> What you are asked to do:
Print each entry precisely; exclude the pictures.

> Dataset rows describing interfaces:
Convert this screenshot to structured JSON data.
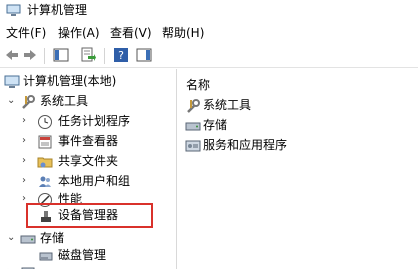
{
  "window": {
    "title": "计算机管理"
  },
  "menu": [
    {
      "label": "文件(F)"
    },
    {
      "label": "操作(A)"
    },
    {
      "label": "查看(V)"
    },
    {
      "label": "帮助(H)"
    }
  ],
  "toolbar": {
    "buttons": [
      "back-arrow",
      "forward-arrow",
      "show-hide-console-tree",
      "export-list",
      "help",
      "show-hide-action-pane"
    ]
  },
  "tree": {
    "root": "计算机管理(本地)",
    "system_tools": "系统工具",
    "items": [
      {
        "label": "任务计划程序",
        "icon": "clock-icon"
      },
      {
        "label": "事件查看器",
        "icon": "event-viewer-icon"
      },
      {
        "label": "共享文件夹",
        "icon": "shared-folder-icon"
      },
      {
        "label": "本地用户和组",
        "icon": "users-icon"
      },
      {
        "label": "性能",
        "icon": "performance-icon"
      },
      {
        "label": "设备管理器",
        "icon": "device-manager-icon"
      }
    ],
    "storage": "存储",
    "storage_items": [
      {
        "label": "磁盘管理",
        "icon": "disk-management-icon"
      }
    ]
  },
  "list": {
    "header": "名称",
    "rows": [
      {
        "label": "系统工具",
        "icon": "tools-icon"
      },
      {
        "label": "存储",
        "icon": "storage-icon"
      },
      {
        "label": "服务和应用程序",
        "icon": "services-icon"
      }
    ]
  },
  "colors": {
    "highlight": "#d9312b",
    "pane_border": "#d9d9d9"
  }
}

> Answer space:
Convert this screenshot to structured JSON data.
{
  "window": {
    "title": "计算机管理"
  },
  "menu": [
    {
      "label": "文件(F)"
    },
    {
      "label": "操作(A)"
    },
    {
      "label": "查看(V)"
    },
    {
      "label": "帮助(H)"
    }
  ],
  "toolbar": {
    "buttons": [
      "back-arrow",
      "forward-arrow",
      "show-hide-console-tree",
      "export-list",
      "help",
      "show-hide-action-pane"
    ]
  },
  "tree": {
    "root": "计算机管理(本地)",
    "system_tools": "系统工具",
    "items": [
      {
        "label": "任务计划程序",
        "icon": "clock-icon"
      },
      {
        "label": "事件查看器",
        "icon": "event-viewer-icon"
      },
      {
        "label": "共享文件夹",
        "icon": "shared-folder-icon"
      },
      {
        "label": "本地用户和组",
        "icon": "users-icon"
      },
      {
        "label": "性能",
        "icon": "performance-icon"
      },
      {
        "label": "设备管理器",
        "icon": "device-manager-icon"
      }
    ],
    "storage": "存储",
    "storage_items": [
      {
        "label": "磁盘管理",
        "icon": "disk-management-icon"
      }
    ]
  },
  "list": {
    "header": "名称",
    "rows": [
      {
        "label": "系统工具",
        "icon": "tools-icon"
      },
      {
        "label": "存储",
        "icon": "storage-icon"
      },
      {
        "label": "服务和应用程序",
        "icon": "services-icon"
      }
    ]
  },
  "colors": {
    "highlight": "#d9312b",
    "pane_border": "#d9d9d9"
  }
}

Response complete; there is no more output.